The description of the average size of a room in 1844 quoted by the author related specifically to the neighbourhood of Field Lane on the other side of Holborn, in an area untouched by the Great Fire [page 113, available at Google Books]. As already mentioned, number 1 Dawes Court was not part of a subdivided older house, so that combining the numbers of inhabitants from the three houses in the court is misleading (the author's total is taken from the 1861 census). When numbers 1 and 2 were advertised for sale in 1889, they were described as houses of four floors [West London Observer, 29 June 1889], which is confirmed by the Goad Plan. In the 1841 census there were 14 people living at number 1 (in three households), in 1851, 4 people (in one household) and in 1861, 17 people (in three households). In 1891, where the number of rooms is given, there was one household of 5 people in two rooms, and another of 4 people in another room.

[See information about Dawes Court posted by Gary Barnett at Jack the Ripper Forums.]

Page 20: Indeed, the author of Oliver Twist had come to know these dingy courts and foetid alleys intimately in his youth while he worked as a shoe black, and later scribbled away in nearby rooms.

Charles Dickens did not work as a "shoe black" (someone who polishes people's shoes). In about 1824, while his father was in the Marshalsea Prison for debt, he worked in a factory where boot blacking was made. The factory was at Hungerford Stairs near Charing Cross, and later at Chandos Street near Covent Garden, not in the same area as Dawes Court [see discussion by Gary Barnett at Jack the Ripper Forums, and also an online article by Michael Allen on the National Archives website].

Page 27: [William] Nichols was the son of a herald painter, one who traditionally applied coats of arms to carriages and signs, but who increasingly in the nineteenth century had moved into printing stationery and bookplates. At some time prior to the spring of 1861, William had set out from his birthplace in Oxford to begin a career as a printer.

At his marriage in 1864, William said his father was named William Nichols, and was a herald painter [Neal Shelden, The Victims of Jack the Ripper (2007), p. 5]. In fact when he was born his mother Elizabeth Nichols was unmarried [see images of birth and marriage certificates and baptism entry (15 May 1840 at St Mary Magdalen, Oxford) posted by Jose Oranto at Jack the Ripper Forums]. His father has not been identified.

At the date of the 1851 census, William was living with his mother Elizabeth Nichols, described as a widow, at 3 Hanover Court, St Martin in the Fields, in London [see image of census entry at Jack the Ripper Forums].
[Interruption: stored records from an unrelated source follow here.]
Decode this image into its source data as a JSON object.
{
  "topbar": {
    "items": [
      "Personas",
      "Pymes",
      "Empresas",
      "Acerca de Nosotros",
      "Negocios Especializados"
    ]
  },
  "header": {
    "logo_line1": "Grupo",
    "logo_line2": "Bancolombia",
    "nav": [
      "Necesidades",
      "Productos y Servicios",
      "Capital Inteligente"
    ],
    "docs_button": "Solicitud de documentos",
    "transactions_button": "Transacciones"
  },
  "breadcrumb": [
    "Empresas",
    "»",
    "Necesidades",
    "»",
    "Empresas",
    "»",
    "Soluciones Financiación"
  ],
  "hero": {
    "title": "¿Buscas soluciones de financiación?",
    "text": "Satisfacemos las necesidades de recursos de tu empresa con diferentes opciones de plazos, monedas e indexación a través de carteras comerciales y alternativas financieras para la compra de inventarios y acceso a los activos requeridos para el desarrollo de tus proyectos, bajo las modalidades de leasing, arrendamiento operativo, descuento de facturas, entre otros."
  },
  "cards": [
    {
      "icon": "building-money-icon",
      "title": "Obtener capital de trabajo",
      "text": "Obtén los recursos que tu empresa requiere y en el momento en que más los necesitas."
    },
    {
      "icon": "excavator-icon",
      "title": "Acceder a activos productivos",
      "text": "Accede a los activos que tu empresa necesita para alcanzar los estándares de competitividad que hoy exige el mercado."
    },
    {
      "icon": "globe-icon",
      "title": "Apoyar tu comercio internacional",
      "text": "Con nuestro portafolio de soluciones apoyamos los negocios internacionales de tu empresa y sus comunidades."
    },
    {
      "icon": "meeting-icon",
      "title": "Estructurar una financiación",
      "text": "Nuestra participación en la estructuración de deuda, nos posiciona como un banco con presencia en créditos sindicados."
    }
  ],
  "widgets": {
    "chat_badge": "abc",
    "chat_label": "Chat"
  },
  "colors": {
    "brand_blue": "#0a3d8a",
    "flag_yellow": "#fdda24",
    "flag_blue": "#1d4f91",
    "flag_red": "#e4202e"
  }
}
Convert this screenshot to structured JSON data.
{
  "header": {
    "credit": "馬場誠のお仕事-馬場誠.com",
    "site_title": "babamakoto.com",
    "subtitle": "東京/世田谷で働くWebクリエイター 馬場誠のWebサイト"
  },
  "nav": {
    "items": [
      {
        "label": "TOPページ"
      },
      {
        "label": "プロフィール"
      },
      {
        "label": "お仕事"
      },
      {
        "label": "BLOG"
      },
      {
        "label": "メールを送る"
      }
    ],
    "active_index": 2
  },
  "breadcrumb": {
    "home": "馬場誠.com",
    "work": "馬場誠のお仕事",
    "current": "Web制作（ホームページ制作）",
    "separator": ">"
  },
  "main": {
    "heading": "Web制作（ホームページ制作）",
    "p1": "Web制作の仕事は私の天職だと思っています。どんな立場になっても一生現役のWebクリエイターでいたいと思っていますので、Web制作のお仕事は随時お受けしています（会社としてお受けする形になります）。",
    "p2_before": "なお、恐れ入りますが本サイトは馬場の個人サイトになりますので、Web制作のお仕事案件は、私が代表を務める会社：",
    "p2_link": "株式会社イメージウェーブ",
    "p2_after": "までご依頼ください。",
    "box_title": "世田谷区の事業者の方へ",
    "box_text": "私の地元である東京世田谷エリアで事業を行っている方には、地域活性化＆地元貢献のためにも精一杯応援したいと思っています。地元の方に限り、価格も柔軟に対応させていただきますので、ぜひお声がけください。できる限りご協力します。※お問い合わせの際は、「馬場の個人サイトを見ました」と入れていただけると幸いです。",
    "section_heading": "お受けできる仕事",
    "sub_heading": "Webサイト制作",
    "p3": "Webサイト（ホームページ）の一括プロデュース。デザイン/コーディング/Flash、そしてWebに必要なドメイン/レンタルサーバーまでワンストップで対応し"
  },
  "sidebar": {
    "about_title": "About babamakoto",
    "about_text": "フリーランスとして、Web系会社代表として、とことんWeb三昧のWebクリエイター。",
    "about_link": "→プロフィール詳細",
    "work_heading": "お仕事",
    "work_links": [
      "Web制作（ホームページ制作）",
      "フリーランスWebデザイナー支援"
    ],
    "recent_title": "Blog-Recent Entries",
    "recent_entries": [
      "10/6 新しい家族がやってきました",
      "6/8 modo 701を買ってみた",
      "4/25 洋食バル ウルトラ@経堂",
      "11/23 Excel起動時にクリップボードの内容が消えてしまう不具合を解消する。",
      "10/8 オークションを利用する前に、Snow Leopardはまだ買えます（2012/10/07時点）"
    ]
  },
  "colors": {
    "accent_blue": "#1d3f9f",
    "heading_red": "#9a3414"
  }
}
Pages 29-30: By the summer of 1866, the Walker-Nichols household returned to Walworth, the part of the capital where Edward Walker had spent his youth. The family, who were now six in number, took a house at 131 Trafalgar Street, on what was described as 'a terrace of two-storey brick cottages'. ... Their eldest child failed to live more than a year and nine months, but the family was soon joined by others. Edward John was the first child to be born at their home on Trafalgar Street on 4 July 1866. He was followed two years later by George Percy on 18 July and by Alice Esther in December 1870.

Several details here are incorrect. From the information summarised below, the family initially moved to Camberwell or Peckham before settling in Walworth. The first known record of them at 131 Trafalgar Street is from late November 1866.